It’s not messy, besides the glue, and it just seems fun to me. It’s a first-time deal for me. I’m going to actually turn the middle part of my table into an artist’s easel so it’ll lift up If I ever wanted to change from bookbinding to painting. I think that’s the best thing about this table is that there’s plenty of things I can do with it. It could be my computer desk, a workbench, an artist easel, anything I want really.
ST: Do you have any other hobbies that you pursue at home or on the road?
Oscar: Life is not all about just focusing on how to make money in trucking. When I’m at home, I like to go surfing and I like to collect comic books. I know I’m almost 40 years old, and that’s something that you’re not going to hear a 40-year-old say, but I really do like comic books, more specifically Star Wars comic books. I like the original Marvel run of Star Wars, I have a lot of the Dark Horse set, and now I’m starting the new Marvel/Disney set.
ST: Why is it important for drivers to keep busy on the road (when they’re not driving) as an Owner Operator?
Oscar: I just feel that it’s necessary to keep your mind going and not let it fade away, keep the creative side moving, you know, inspire yourself to think more, to read more. Even though you’re a truck driver and you can’t go home as often as you would like to, because you want to focus on how to make money in trucking, it doesn’t mean you should stop being creative.
ST: Any tips for other drivers who would like to take up a hobby while on the road?
Oscar: The only tip I can think of is if you are willing to spend the money on the hobby, then do it. If you’re on YouTube and you’re seeing this person is building something small, light, and it doesn’t require too many materials, bring it into the truck and build it. Everything is out there for you to learn as you figure out how to make money in trucking.
ST: What is the most important thing that leads to success in this industry?
Oscar: In the booking-binding industry… I’d say patience, and of course lots of repetitive steps. In the trucking industry… All jokes aside, that’s what is most important to succeed in this industry – patience. Patience, determination, and seeing things through.
ST: Are there any situations while being in the trucking industry that have made you wiser or better as an Owner Operator?
Oscar: I would say, talking to other drivers and Owner Operators, just learning their tricks and seeing what works for you. Every day is different, so you grow a little wiser every day. Sometimes, I will watch YouTube videos of trucks getting into accidents and just kind of remind myself that these things can happen to anybody, but more specifically to anybody who’s not paying attention. You have to be careful and constantly learn how you can improve when starting a trucking career.
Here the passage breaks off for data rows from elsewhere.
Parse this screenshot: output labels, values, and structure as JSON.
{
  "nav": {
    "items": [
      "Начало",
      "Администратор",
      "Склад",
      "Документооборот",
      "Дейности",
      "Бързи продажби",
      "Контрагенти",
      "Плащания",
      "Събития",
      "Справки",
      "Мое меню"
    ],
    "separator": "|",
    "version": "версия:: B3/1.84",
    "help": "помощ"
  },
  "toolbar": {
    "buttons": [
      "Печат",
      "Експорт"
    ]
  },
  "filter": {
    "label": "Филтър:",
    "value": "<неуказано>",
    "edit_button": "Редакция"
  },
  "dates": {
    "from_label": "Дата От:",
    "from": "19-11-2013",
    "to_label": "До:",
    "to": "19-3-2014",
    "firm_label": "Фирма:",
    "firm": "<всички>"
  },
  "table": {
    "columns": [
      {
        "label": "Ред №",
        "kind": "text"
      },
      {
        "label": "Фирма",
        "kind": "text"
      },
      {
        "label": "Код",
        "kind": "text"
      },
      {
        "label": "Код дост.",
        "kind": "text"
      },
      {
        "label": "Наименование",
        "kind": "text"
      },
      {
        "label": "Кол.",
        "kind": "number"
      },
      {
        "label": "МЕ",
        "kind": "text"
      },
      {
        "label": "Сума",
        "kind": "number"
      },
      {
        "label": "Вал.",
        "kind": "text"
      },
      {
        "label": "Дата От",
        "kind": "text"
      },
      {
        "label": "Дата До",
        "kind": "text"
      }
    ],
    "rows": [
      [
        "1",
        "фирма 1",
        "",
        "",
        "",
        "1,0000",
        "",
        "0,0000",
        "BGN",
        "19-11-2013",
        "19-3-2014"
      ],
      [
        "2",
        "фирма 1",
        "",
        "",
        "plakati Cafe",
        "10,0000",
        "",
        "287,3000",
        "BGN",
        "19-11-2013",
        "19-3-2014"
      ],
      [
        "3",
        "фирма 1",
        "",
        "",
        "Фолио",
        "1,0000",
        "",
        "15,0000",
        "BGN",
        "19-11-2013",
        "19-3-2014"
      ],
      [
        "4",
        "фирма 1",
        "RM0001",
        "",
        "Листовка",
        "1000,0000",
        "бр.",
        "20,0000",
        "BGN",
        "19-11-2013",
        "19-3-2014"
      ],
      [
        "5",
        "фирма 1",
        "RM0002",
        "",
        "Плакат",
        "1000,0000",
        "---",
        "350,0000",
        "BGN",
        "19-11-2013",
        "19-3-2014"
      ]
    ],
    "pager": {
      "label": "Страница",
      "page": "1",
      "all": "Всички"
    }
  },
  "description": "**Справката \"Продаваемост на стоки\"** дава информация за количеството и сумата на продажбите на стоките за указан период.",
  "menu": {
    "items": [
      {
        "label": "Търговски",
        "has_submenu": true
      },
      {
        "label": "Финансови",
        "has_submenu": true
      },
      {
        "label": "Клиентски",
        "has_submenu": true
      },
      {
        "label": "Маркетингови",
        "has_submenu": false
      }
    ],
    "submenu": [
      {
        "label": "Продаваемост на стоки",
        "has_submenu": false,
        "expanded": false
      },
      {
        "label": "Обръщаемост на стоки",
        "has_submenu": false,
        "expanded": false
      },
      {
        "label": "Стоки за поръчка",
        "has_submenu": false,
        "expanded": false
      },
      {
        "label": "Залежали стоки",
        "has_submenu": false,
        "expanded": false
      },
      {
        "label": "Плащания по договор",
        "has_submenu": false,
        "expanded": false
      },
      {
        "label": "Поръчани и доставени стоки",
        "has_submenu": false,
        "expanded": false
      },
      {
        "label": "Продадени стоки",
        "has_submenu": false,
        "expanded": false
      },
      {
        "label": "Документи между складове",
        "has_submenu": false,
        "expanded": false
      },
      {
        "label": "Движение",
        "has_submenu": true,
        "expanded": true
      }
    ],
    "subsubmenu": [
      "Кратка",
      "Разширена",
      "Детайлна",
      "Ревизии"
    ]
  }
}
My advice is if you’re thinking about doing something, just have fun with it and work with a reputable trucking company. Do some research, like “What are all the tools required to do this?” Is there any literature? Are there groups on Facebook? Are there any YouTube videos on how to do it that are in good detail? Just have fun with it. It’s all out there for you.